Is it time to update our gold standard democracy?

Published in NewsWeekly  5 February 2022

It is said that we shouldn’t forget that Australia has a gold standard democracy. But never before have Australians felt so oppressed by laws made by their so-called representatives without reference to them and without the prospect of the laws being able to be changed.

Under lockdowns protests were banned, social media censored and Parliament by-passed, and manipulated by the few. Covid has exposed the Australian federation to be deeply dysfunctional and government systems deeply flawed, with a resultant level of fear never experienced before, even at a time of war.

The gold standard was an appropriate description of what was created in 1900. But not today.

Ted Mack summed up the system’s structural defects in the following words:

“The centralisation of power within the major parties, the overwhelming of parliamentary government by the rigid party system, the negativism and person abuse inherent in adversary partisan politics, the domination of public decision-making by small elites, major party collusion depriving the public of choice , the now institutionalised ‘broken promise syndrome’ the failure of governments to be able to handle organised minority groups and undemocratic electoral systems where only by chance, or usually in spite of devious manipulation does the resulting government reflect the will of the people”

It should also not be forgotten that the Commonwealth Constitution only came into being after it was approved by popular vote in each Colony in the 1890’s. If we were “mature” to vote at a referendum then we are mature enough today.

One possible reform is to bring our democracy up to date with others by providing for Direct democracy.

Direct democracy was introduced in Switzerland in 1874 and has operated successfully there ever since. It has been progressively introduced elsewhere in the world, including the USA. It was part of the Australian Labor Party platform until 1963.

In every time the suitability of Direct democracy has to be judged. It is not a panacea that will necessarily work or continue to work. It requires hard work to find if it is suitable and wisdom how it should operate. But Direct democracy has the capacity to provide Australians with a direct method
to change laws, rather than solely relying upon their representatives to speak on their behalf.
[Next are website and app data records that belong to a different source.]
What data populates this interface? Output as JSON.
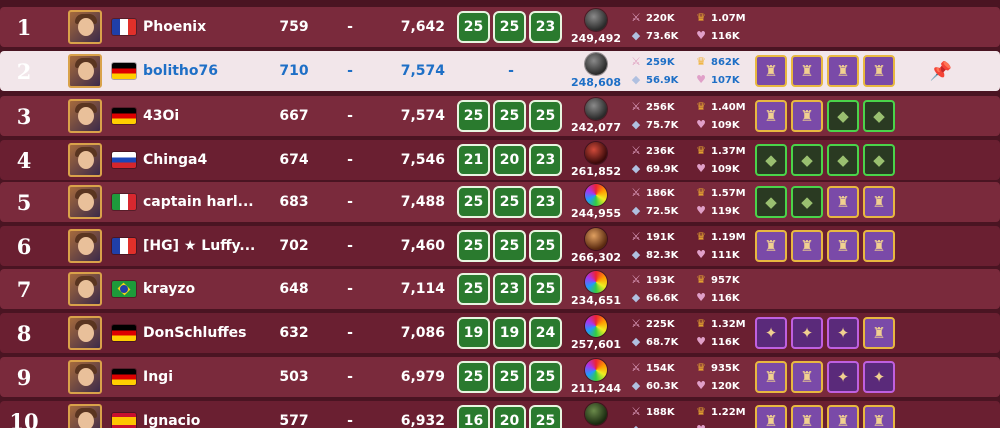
{
  "leaderboard": {
    "rows": [
      {
        "rank": "1",
        "name": "Phoenix",
        "flag": "fr",
        "level": "759",
        "dash": "-",
        "power": "7,642",
        "badges": [
          "25",
          "25",
          "23"
        ],
        "orb": "dark",
        "score": "249,492",
        "s1": "220K",
        "s2": "73.6K",
        "s3": "1.07M",
        "s4": "116K",
        "items": []
      },
      {
        "rank": "2",
        "name": "bolitho76",
        "flag": "de",
        "level": "710",
        "dash": "-",
        "power": "7,574",
        "badges": [],
        "nobadge": "-",
        "orb": "dark",
        "score": "248,608",
        "s1": "259K",
        "s2": "56.9K",
        "s3": "862K",
        "s4": "107K",
        "items": [
          "leg",
          "leg",
          "leg",
          "leg"
        ],
        "pin": true,
        "highlight": true
      },
      {
        "rank": "3",
        "name": "43Oi",
        "flag": "de",
        "level": "667",
        "dash": "-",
        "power": "7,574",
        "badges": [
          "25",
          "25",
          "25"
        ],
        "orb": "dark",
        "score": "242,077",
        "s1": "256K",
        "s2": "75.7K",
        "s3": "1.40M",
        "s4": "109K",
        "items": [
          "leg",
          "leg",
          "rare",
          "rare"
        ]
      },
      {
        "rank": "4",
        "name": "Chinga4",
        "flag": "ru",
        "level": "674",
        "dash": "-",
        "power": "7,546",
        "badges": [
          "21",
          "20",
          "23"
        ],
        "orb": "red",
        "score": "261,852",
        "s1": "236K",
        "s2": "69.9K",
        "s3": "1.37M",
        "s4": "109K",
        "items": [
          "rare",
          "rare",
          "rare",
          "rare"
        ]
      },
      {
        "rank": "5",
        "name": "captain harl...",
        "flag": "it",
        "level": "683",
        "dash": "-",
        "power": "7,488",
        "badges": [
          "25",
          "25",
          "23"
        ],
        "orb": "rainbow",
        "score": "244,955",
        "s1": "186K",
        "s2": "72.5K",
        "s3": "1.57M",
        "s4": "119K",
        "items": [
          "rare",
          "rare",
          "leg",
          "leg"
        ]
      },
      {
        "rank": "6",
        "name": "[HG] ★ Luffy...",
        "flag": "fr",
        "level": "702",
        "dash": "-",
        "power": "7,460",
        "badges": [
          "25",
          "25",
          "25"
        ],
        "orb": "orange",
        "score": "266,302",
        "s1": "191K",
        "s2": "82.3K",
        "s3": "1.19M",
        "s4": "111K",
        "items": [
          "leg",
          "leg",
          "leg",
          "leg"
        ]
      },
      {
        "rank": "7",
        "name": "krayzo",
        "flag": "br",
        "level": "648",
        "dash": "-",
        "power": "7,114",
        "badges": [
          "25",
          "23",
          "25"
        ],
        "orb": "rainbow",
        "score": "234,651",
        "s1": "193K",
        "s2": "66.6K",
        "s3": "957K",
        "s4": "116K",
        "items": []
      },
      {
        "rank": "8",
        "name": "DonSchluffes",
        "flag": "de",
        "level": "632",
        "dash": "-",
        "power": "7,086",
        "badges": [
          "19",
          "19",
          "24"
        ],
        "orb": "rainbow",
        "score": "257,601",
        "s1": "225K",
        "s2": "68.7K",
        "s3": "1.32M",
        "s4": "116K",
        "items": [
          "epic",
          "epic",
          "epic",
          "leg"
        ]
      },
      {
        "rank": "9",
        "name": "Ingi",
        "flag": "de",
        "level": "503",
        "dash": "-",
        "power": "6,979",
        "badges": [
          "25",
          "25",
          "25"
        ],
        "orb": "rainbow",
        "score": "211,244",
        "s1": "154K",
        "s2": "60.3K",
        "s3": "935K",
        "s4": "120K",
        "items": [
          "leg",
          "leg",
          "epic",
          "epic"
        ]
      },
      {
        "rank": "10",
        "name": "Ignacio",
        "flag": "es",
        "level": "577",
        "dash": "-",
        "power": "6,932",
        "badges": [
          "16",
          "20",
          "25"
        ],
        "orb": "green",
        "score": "",
        "s1": "188K",
        "s2": "",
        "s3": "1.22M",
        "s4": "",
        "items": [
          "leg",
          "leg",
          "leg",
          "leg"
        ]
      }
    ]
  },
  "colors": {
    "rowA": "#7a2a3c",
    "rowB": "#6a1f31",
    "highlight": "#f2e6ea",
    "badge": "#2a7a2e",
    "accentBlue": "#1e6fc6"
  },
  "icons": {
    "orb": "orb-icon",
    "s1": "claw-icon",
    "s2": "diamond-icon",
    "s3": "crown-icon",
    "s4": "heart-question-icon",
    "pin": "push-pin-icon"
  }
}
Direct democracy would provide for a prescribed number of votes, usually 2% to 4%, to require the government to call on citizens for a vote on whether a particular law should be introduced, retained or repealed. The vote being in respect of a particular law and held at a time a political party is in office without requiring a fresh general election. For example, a public vote on whether state borders should be open. Not just a general “yes’ or “no” but with all the conditions thought necessary in a Bill for the new law which would supplement the constitutional freedom of movement over state borders. A majority of votes of citizens would be effective to bring the law into existence and with no power in the government to repeal it without a general election or after a fixed time.

Some may say in opposition to this reform that Australians will almost invariably vote “no” in a public vote, but this forgets the popular vote to bring Australia into existence. Any way as Professor Geoffrey d Q Walker has pointed out this is a general misconception. Two thirds of a public vote at a state level have been carried and at a federal level proposed amendments to the Commonwealth Constitution have not been passed but they were calculated to increase the power of the Commonwealth executive or legislative. The Professor points out that if one does not want to give more power to Canberra it is not the same as saying that Australians will always vote “no.” To reject referendums because they have resulted in a vote we do not like, is to reject Parliamentary democracy every time we do not like a particular vote of Parliament.

Direct democracy is a safety value, not the engine.

It must not be forgotten that the Australian public is sovereign, not the representatives in Parliament. And certainly not a particular State Premier. But our form of democracy has been corrupted to produce this result.
The Australian public is not stupid.

When called upon to act as a group responsibly they can be expected to act responsibly.

The Rule of Law is dependent on just laws being passed by the proper democratic process, not being manipulated under the façade of democracy.

 

Robin Speed
Rule of Law Institute of Australia
1 January 2022